At this point, the different media I work in (drawing, collage, painting, sculpture, assemblage) all influence each other – this is both a naturally occurring cycle and a decision I make. I can work anywhere from a few hours to a few weeks in one particular medium, but at some point I usually start to feel mentally clogged and frustrated, so I switch for instance form sculpture to collage, or collage to drawing. Whatever ideas or concepts I’m working with inherently end up translating medium to medium. I enjoy spotting relationships that I didn’t intentionally foster between works of different media; I like to observe that sense of unconscious continuity.
– How has your artistic practice changed, developed or grown since your graduation from Queen’s University with a BFA? Do you have future plans to continue with studies, such as a Masters degree, or do your upcoming plans not include academic pursuits?
Since graduating, my practice has changed in certain dimensions but not in others. It’s very different to maintain an artistic practice in the so-called “real world,” than in art school. Opportunities of time and space are often harder to come by, but I find that makes studio time all the more rewarding and cherished. Working outside of the structure of classes and deadlines allows projects to evolve and realize at their own pace. Apart from gaining fundamental skills and an education in the history of a discipline, I find going to school for any creative endeavor to be a somewhat strange pursuit. I’m still trying to find my own voice artistically, which is something I want to do outside of the academic world.
– In regards to your experience of censorship at the administrative level with your submission of All I Am Is What I’ve Felt in 2013, apart from the exposure this gave to you as an artist from their oversight of free submissions, has it influenced your work from then on?
Since that incident, but not because of it – my work has really changed directions in medium and content, so I don’t see any lasting influence.
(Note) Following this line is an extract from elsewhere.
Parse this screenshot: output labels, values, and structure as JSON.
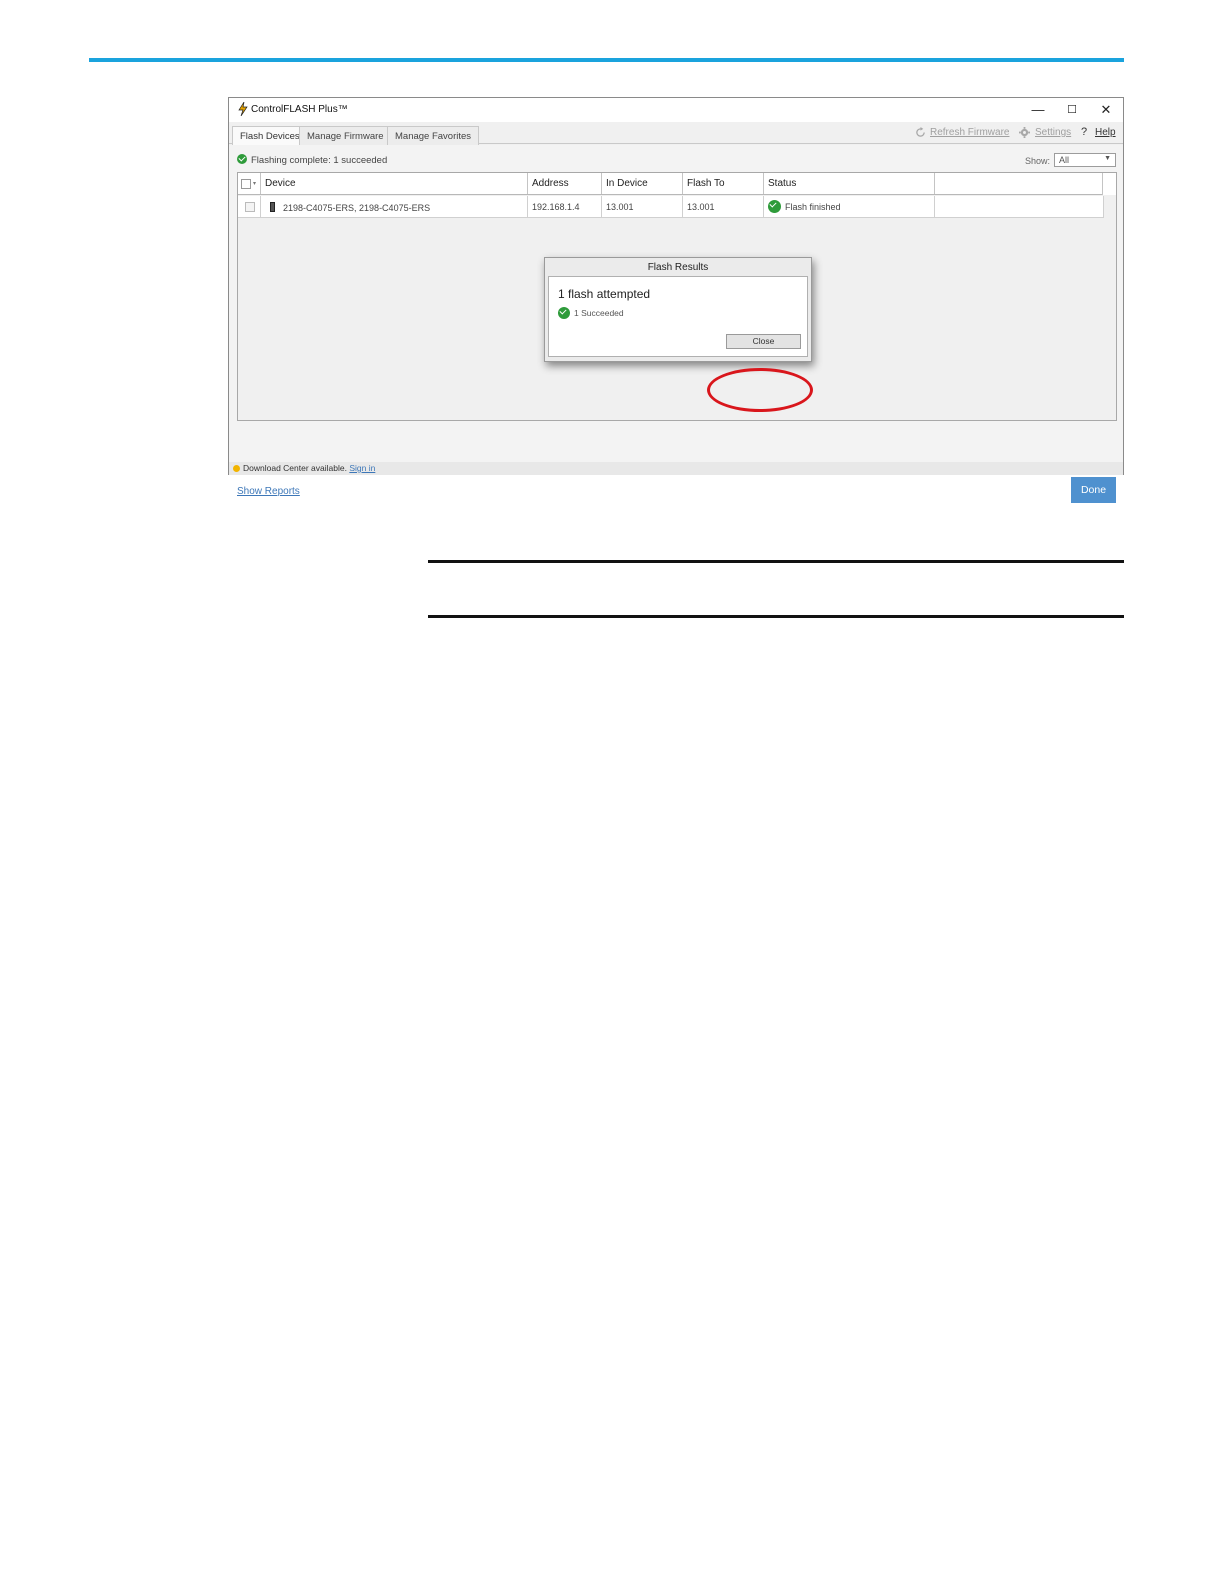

Typically though, someone’s usually going to be offended by one thing or anything; you can’t really take that into account if you know what you’re doing is honest and meaningful.
– This exhibition alongside SomoS Artist-in-Residence Ingrid Bittar is your first gallery show outside of Canada. How important is it, in your opinion, for young artists to establish international connections and seek out options to show and promote their work abroad?
I’m very grateful to be included in this exhibition alongside Ingrid! I’ve never been part of a show outside of Canada, so the invitation to exhibit at SomoS is quite exciting. I haven’t been to Berlin, but have only heard great things and hope to visit in the future. Exhibiting or collaborating internationally are important pursuits, definitely – but as an emerging artist, these opportunities are often not easily accessible or realistic; I think travel residencies are a great way to make this happen, and are something I would love to be more active with in the future.